It doesn't have to be the best car or even perhaps the fastest driver. It just has to be the most consistent package between driver and car, and this is what Alonso and Ferrari are and it's what Red Bull and McLaren lack.
That's why I think Alonso, if he finishes the races in the top five from now on, will definitely take the championship.
A VICTORY LOST
Lewis Hamilton was in excellent form in Singapore and his gearbox failure cost him a certain victory.
Hamilton was the man to beat all weekend. He was the favourite and he not only had the pace to win but also the best tyre wear.
I saw his McLaren's tyres on Friday afternoon, after the teams had done their race-simulation runs in second practice, and he looked in the best shape by far.
Not only was he the fastest both on the lower-fuel run and the high-fuel run, but he also had very good tyre degradation. In fact, I was thinking they would be the only team and driver out of the whole grid who would be able to do just two pit stops.
Hamilton was very confident in his car's set-up from the beginning. He had great traction out of the slow-speed corners, and I could see the balance of the car was almost perfect throughout the weekend, while his team-mate Jenson Button was struggling a little bit more with the rear end.
They were looking really good, and I still believe McLaren has the fastest package on the grid.
Red Bull looked good in Singapore - Vettel was the closest to Hamilton - but I suspect that was a bit of a one-off.
I don't believe they can have closed the gap to the McLaren that was obvious in the previous four races; it was down to the characteristics of the Singapore track suiting the Red Bull car.
The integration of the Red Bull's exhaust system, rear aerodynamics and engine control system is very well suited to that sort of slow track, with short, tight corners.
The Red Bull always runs with high downforce and short gearing, and they don't have great top speed, so Singapore is a perfect track for them because it is just cornering and slow speed - like Monaco and Valencia, where they were also very competitive.
I don't think Red Bull will be as competitive at the next two races in Japan and Korea as they were in Singapore.
I think they can be at the level of Fernando Alonso's Ferrari, more or less, but the McLarens are a step ahead.
In Japan, Hamilton will be the favourite for the win and for pole position, and then we will see what happens - there are still six races to go.
SCHUMACHER UNDER FIRE
Michael Schumacher was given a 10-place grid penalty for the Japanese Grand Prix after smashing into the back of Toro Rosso's Jean-Eric Vergne.
In my view, it was completely the right decision to punish him for that incident.
I'm sure Michael will be concerned about what happened and that he agrees he deserved the penalty.
SOME TIME AWAY FROM THE RACES
I have been really enjoying my commentary role at BBC Radio 5 live this year but I won't be going to the next three races.
It had been planned for some time. It's better for me to prepare for next year, to keep my training up, as I'm sure I will be back driving in F1.

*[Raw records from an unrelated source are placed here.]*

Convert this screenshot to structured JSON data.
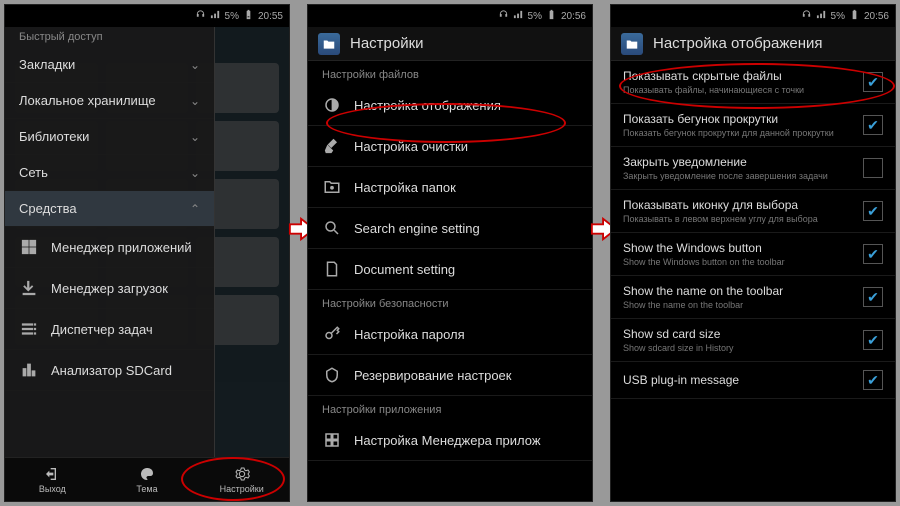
{
  "status": {
    "battery": "5%",
    "time1": "20:55",
    "time2": "20:56",
    "time3": "20:56"
  },
  "panel1": {
    "quick": "Быстрый доступ",
    "items": [
      "Закладки",
      "Локальное хранилище",
      "Библиотеки",
      "Сеть",
      "Средства"
    ],
    "tools": [
      "Менеджер приложений",
      "Менеджер загрузок",
      "Диспетчер задач",
      "Анализатор SDCard"
    ],
    "bottom": {
      "exit": "Выход",
      "theme": "Тема",
      "settings": "Настройки"
    }
  },
  "panel2": {
    "title": "Настройки",
    "sec1": "Настройки файлов",
    "items1": [
      "Настройка отображения",
      "Настройка очистки",
      "Настройка папок",
      "Search engine setting",
      "Document setting"
    ],
    "sec2": "Настройки безопасности",
    "items2": [
      "Настройка пароля",
      "Резервирование настроек"
    ],
    "sec3": "Настройки приложения",
    "items3": [
      "Настройка Менеджера прилож"
    ]
  },
  "panel3": {
    "title": "Настройка отображения",
    "items": [
      {
        "label": "Показывать скрытые файлы",
        "sub": "Показывать файлы, начинающиеся с точки",
        "checked": true
      },
      {
        "label": "Показать бегунок прокрутки",
        "sub": "Показать бегунок прокрутки для данной прокрутки",
        "checked": true
      },
      {
        "label": "Закрыть уведомление",
        "sub": "Закрыть уведомление после завершения задачи",
        "checked": false
      },
      {
        "label": "Показывать иконку для выбора",
        "sub": "Показывать в левом верхнем углу для выбора",
        "checked": true
      },
      {
        "label": "Show the Windows button",
        "sub": "Show the Windows button on the toolbar",
        "checked": true
      },
      {
        "label": "Show the name on the toolbar",
        "sub": "Show the name on the toolbar",
        "checked": true
      },
      {
        "label": "Show sd card size",
        "sub": "Show sdcard size in History",
        "checked": true
      },
      {
        "label": "USB plug-in message",
        "sub": "",
        "checked": true
      }
    ]
  }
}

I also have an important test with Pirelli in Paul Ricard, France, in two weeks' time, where we are going to be deciding on the specification of next year's wet tyres. Apart from that I will dedicate myself to training.
I will be back with the BBC for the final two races of the year in the USA and Brazil.

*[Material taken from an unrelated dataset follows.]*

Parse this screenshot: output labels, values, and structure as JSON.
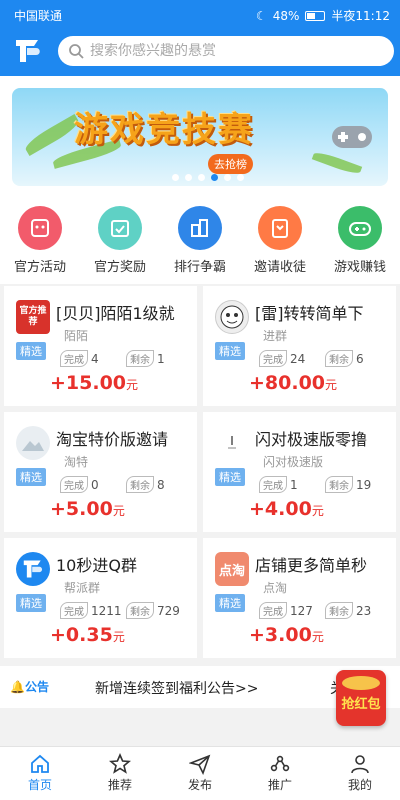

A BIT OF FUN
You might be interested in a little film I have been involved in, supporting my favourite football team Espanyol.
They are the second team of the city of Barcelona. They have a new strip this season, and some of the celebrities who support the team have been involved in a promotional film about it.
You might wonder how I'm from Barcelona and ended up supporting the 'little' team, when Barcelona are much more successful.
I have big respect for Barcelona and all the players there. They are incredibly talented and it is probably the best football club in the world.
But my passion for Espanyol started because they were playing in the first football match I watched, with my dad. So they became my team.
I always felt very associated with them. They were always struggling for budget, fighting to succeed, to stay in the Primera Liga, and I just fell in love. That's how it is with football sometimes.